[Records from a collection]

▬▬▬▬▬▬

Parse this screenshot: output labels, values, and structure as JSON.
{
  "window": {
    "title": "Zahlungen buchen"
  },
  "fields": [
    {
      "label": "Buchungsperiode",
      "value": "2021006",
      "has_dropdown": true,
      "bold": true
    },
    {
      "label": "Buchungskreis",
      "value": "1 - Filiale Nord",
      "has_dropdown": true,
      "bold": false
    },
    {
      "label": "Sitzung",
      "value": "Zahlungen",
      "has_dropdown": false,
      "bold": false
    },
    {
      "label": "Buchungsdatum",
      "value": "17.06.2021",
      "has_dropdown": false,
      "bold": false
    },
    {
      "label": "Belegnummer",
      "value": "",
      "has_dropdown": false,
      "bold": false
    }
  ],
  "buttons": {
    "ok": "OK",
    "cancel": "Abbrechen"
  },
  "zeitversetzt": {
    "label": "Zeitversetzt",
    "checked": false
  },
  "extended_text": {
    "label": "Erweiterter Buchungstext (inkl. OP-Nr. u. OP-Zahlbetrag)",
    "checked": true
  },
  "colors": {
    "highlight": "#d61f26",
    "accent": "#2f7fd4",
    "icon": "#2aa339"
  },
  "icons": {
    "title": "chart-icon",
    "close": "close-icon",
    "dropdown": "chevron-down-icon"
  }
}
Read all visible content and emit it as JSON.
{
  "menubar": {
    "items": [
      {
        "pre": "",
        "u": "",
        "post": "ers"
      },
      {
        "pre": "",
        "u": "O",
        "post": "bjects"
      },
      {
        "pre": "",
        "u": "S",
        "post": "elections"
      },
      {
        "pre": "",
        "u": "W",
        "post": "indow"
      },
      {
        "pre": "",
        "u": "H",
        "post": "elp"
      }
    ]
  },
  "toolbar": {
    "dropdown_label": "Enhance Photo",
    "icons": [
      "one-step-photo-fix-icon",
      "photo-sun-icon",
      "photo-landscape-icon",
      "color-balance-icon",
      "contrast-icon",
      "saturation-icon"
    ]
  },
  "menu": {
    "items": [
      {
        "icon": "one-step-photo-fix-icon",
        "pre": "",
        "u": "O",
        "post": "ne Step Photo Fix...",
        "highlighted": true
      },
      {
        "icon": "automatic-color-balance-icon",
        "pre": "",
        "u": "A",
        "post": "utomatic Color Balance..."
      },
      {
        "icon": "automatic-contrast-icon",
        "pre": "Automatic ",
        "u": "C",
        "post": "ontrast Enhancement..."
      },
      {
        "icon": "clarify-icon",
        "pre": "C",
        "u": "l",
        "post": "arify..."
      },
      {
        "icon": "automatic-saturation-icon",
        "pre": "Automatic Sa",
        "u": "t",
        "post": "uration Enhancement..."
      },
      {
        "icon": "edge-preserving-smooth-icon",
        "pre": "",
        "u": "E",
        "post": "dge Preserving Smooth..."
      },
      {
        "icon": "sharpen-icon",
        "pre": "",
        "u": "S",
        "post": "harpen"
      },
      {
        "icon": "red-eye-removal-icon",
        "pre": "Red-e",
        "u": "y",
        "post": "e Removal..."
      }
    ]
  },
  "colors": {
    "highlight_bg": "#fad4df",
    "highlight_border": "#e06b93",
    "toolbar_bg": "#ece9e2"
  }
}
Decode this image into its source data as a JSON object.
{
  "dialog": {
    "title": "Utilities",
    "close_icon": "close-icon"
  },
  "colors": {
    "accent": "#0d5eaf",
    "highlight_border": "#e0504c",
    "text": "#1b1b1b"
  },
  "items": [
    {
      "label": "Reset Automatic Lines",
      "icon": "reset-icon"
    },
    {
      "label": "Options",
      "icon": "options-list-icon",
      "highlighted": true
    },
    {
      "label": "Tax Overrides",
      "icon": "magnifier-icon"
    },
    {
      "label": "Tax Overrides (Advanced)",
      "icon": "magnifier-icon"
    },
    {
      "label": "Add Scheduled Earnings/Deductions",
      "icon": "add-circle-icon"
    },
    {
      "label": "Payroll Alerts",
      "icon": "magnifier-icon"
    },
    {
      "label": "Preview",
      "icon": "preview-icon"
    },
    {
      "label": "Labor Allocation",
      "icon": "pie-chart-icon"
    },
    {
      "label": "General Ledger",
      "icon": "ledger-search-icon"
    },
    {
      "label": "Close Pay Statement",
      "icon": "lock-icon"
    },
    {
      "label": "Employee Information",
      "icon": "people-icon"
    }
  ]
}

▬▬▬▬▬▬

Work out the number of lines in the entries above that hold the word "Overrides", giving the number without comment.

[Problem solution] 2